Natalie: You did? From my writing?
Cat: Yes. And I wondered, if you did a workshop with survivors, would there would be any special ways that you would encourage them to go for the jugular?
Natalie: I don’t think it would differ that much from a regular workshop. I know that when I took a sexual abuse workshop, they had us do a lot of writing. While everybody else was doing all this wonderful stuff, all I wrote was, “Fuck you! Fuck you!” So no, I don’t think it would be any different.
Cat: Would you be willing to talk a little about your therapy? Not so much the content, but about the more important things that you’ve learned through that process?
Natalie: I learned that there’s another human being there. It recently dawned on me that there was a person there who cared about me, and who was there for me. That seems the most important, ordinary thing. That there’s someone I can talk to about anything.

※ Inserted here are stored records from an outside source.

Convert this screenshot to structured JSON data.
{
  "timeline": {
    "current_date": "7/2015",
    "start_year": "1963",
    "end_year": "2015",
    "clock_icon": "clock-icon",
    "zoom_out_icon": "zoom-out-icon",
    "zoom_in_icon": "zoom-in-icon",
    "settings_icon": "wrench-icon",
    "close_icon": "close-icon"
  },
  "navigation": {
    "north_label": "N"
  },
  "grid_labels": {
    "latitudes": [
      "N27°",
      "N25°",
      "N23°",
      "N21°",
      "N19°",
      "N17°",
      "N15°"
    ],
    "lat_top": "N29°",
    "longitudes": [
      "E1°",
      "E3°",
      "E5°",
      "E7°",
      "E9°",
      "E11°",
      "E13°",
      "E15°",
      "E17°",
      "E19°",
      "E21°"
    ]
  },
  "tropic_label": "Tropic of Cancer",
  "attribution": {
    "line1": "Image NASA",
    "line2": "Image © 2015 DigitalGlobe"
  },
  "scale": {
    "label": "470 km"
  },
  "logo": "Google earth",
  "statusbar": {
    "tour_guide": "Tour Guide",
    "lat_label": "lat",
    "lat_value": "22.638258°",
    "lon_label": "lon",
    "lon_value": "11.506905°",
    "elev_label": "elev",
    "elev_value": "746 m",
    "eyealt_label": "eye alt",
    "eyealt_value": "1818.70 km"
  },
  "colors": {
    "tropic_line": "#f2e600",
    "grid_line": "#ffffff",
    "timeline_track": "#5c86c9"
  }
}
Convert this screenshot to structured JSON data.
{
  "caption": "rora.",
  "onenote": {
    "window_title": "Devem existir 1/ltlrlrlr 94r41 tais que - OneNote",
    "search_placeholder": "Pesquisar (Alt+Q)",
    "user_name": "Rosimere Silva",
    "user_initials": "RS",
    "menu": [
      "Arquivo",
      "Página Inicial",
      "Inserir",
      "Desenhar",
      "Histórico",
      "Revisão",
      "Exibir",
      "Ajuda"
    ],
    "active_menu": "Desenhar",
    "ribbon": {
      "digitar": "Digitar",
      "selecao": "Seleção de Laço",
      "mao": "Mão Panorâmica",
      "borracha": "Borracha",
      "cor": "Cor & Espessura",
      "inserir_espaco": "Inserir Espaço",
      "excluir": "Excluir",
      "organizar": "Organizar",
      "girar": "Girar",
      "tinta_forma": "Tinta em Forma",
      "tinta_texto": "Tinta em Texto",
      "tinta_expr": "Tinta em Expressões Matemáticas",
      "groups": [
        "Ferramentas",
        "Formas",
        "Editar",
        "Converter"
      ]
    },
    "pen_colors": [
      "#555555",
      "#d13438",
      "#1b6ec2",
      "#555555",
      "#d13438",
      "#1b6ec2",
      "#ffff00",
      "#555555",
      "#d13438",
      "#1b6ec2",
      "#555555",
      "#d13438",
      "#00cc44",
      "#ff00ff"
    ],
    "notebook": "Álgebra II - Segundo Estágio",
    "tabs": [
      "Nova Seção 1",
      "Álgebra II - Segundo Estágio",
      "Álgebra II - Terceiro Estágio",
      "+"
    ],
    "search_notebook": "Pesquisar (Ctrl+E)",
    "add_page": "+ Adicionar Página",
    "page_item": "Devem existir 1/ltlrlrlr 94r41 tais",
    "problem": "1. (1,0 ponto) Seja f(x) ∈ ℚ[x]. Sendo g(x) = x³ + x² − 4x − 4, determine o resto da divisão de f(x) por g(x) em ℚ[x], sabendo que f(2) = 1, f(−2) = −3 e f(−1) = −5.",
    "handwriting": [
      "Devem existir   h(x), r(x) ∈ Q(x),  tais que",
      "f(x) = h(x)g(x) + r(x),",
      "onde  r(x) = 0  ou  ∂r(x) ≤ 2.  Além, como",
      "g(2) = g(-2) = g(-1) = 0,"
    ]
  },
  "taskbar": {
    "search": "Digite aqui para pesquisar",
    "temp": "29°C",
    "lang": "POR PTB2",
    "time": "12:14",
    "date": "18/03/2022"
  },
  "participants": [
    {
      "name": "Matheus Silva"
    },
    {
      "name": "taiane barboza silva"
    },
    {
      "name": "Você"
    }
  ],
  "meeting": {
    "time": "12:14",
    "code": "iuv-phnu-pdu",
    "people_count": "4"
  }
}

In my family, we couldn’t talk about anything. I had no one to talk to. Being a writer, being who I am, I wanted to talk. I just wanted to talk. And in therapy, I don’t get yelled at.
Cat: You talked about coming out as a lesbian in Wild Mind. How do you know when you’re ready to go public with something?
Natalie: If it comes through me, I’ll go public with it. But I want the rest of me to digest it, so that the writing part of me isn’t so far ahead. I will always follow the writing part of me. I know her, I trust her. I trust her as the deepest person in me. But the rest of me has to catch up with her. She’s fearless. But I digest it first.
I realize that when I say I slept with women, some people won’t like that. This way, my response isn’t, “Oh, golly, no one likes it? How did that happen?” I make sure that all of me stands behind it. I won’t put it out publicly until all of me stands behind it. I work to catch up to the writing part, I don’t repress it.
Cat: What form of meditation do you follow?
Natalie: I just sit and watch my breathing. And when my mind wanders, I come back to the breathing.
Cat: How has that affected your writing?
Natalie: Writing and meditation are completely aligned for me. All my writing is about studying the mind. My writing is a practice, as is meditation. It’s a way to explore thoughts and how they move. The writer’s landscape is the mind. So it’s the same thing.
Cat: What’s your own writing practice like? What’s a day in the life of Natalie Goldberg?
Natalie: Well, for the last five or six weeks, it’s been about three hours of writing a day. That’s all. I’m done after that. I can’t produce more. I walk down to the Galisteo Newsstand and I work there, with my notebook. I do it four, five, six times a week.
Cat: I used to think that I would die if I couldn’t write. Do you ever think that?
Natalie: No. Maybe I would die, but—oddly enough, because I’m really doing it—it’s not that important to me. It’s part of my life. It’s like, I don’t think I’d really die if I didn’t have a wool sweater. The truth is, I might, you know, if it’s cold out. But it’s part of my life, so I don’t think that way. It’s just there. It’s available to me.
I used to say to my therapist, “I would have killed for writing.” That was my experience. I felt like nobody would help me, and I had to do it. She kept assuring me that I didn’t have to kill for it. I had to die for it. You know, that small part of me had to be willing to die.
Cat: You wouldn’t die without it, you have to die into it.
This interview was originally published by The Sun (December 1991) and updated in May 2017. Reprinted with permission of the publisher. Feel free to print out a copy for your personal use, but to reprint this interview online or in the print media, please contact the publisher directly at www.thesunmagazine.org or write to The Sun at 107 North Roberson, Chapel Hill, NC 27516.
For more information about Natalie Goldberg and her work, please visit www.nataliegoldberg.com.
Cat Saunders, Ph.D., is a counselor in private practice in Seattle, Washington. She is also the author of Dr. Cat’s Helping Handbook: A Compassionate Guide for Being Human (available through Amazon). Contact Cat by emailing her or by calling 206-329-0125 (24-hour voicemail).